Location: Luddy Hall Auditoruim
What does it mean to have mastery over a subject?
Based on an examination of Thomas Jefferson’s book classification, alongside his writings and the grids, ledgers, and devices that he used to record the activities of the people he enslaved at his plantation and factory, this talk will discuss the materiality of classification. Knowledge organization was at the heart of Jefferson’s interconnected projects and vision. His book classification provides an important entry into examining the particularity of claims to universality, as it reveals the ways that he ordered subjects according to a universalized white, male, propertied point of view. In 1815 Jefferson sold his book collection and catalogue to the Library of Congress to replace the collection that had been burned in the War of 1812. In correspondence with the third Librarian of Congress regarding the transfer, Jefferson discussed his method for organizing the books, explaining his preference for arranging them into subject categories. He also noted the challenges of interdisciplinarity presented by some books-especially ones about travel, which may “blend together the geography, natural history, civil history, agriculture, manufactures, commerce, arts, occupations, manners Etc. of a country.” Despite impediments to building a tidy system of subject categories, Jefferson said that there was a “peculiar satisfaction” to arranging books according to subject, which derived from “seeing at a glance the books which have been written on [a subject] and selecting those from which we expect most readily the information we seek.” This talk will focus on Jefferson’s sections on History, Moral Philosophy, and Geography to demonstrate the significance of his classification in the history of knowledge organization, as well as the role of classification in modern statecraft. It will also draw a lineage from Jefferson’s books to present knowledge organization systems.
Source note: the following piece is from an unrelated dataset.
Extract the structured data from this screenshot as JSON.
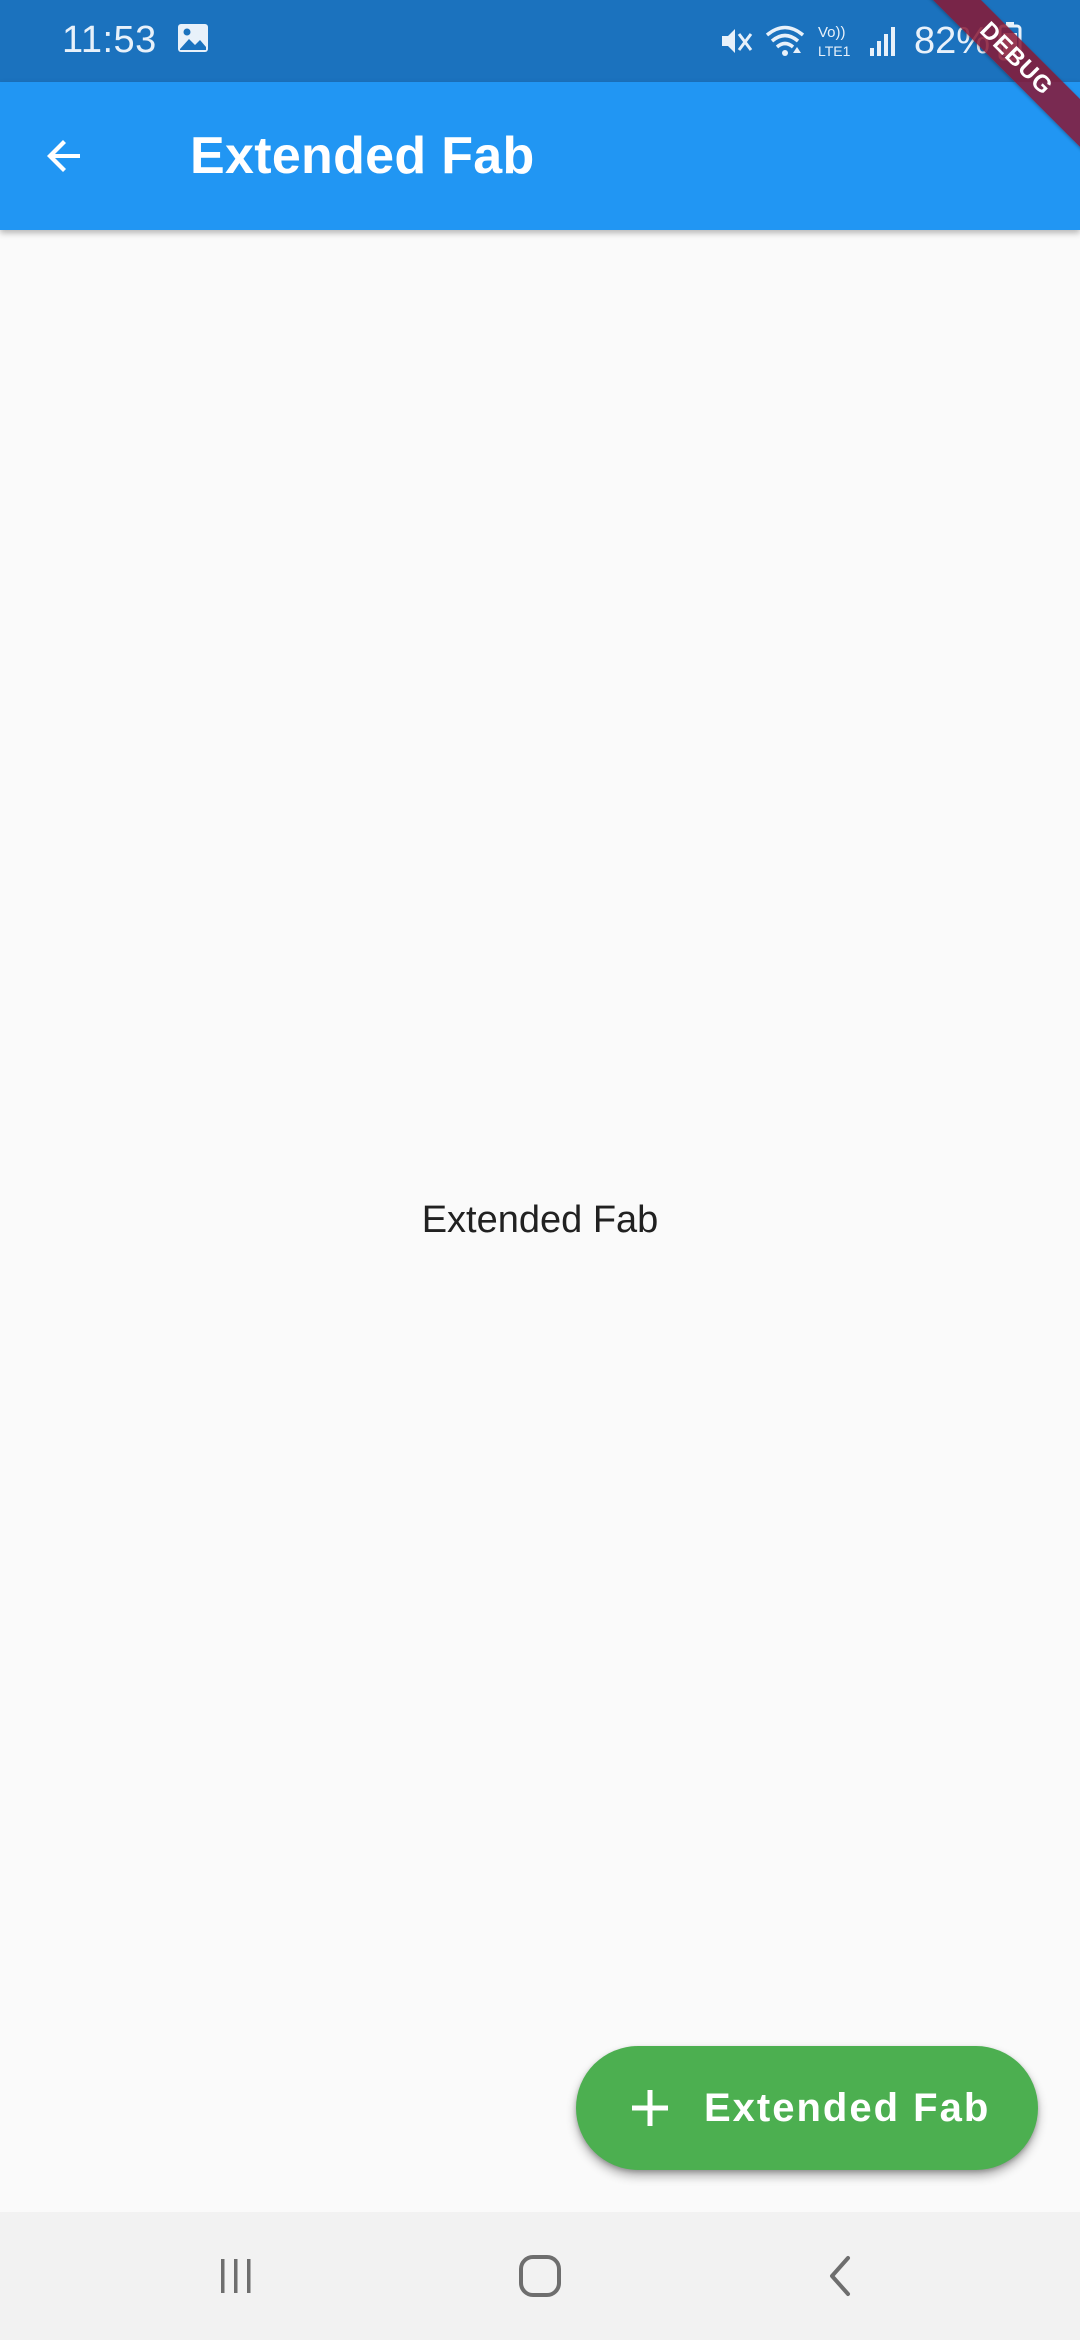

Melissa Adler, Ph.D., is an Assistant Professor in the Faculty of Information & Media Studies at Western University in London, Ontario. Her research concerns the history of knowledge organization systems as they intersect with state and cultural discourses. Adler’s book, Cruising the Library: Perversities in the Organization of Knowledge (Fordham University Press, April 2017), is a study of the history of sexuality through the lens of Library of Congress classifications and categories.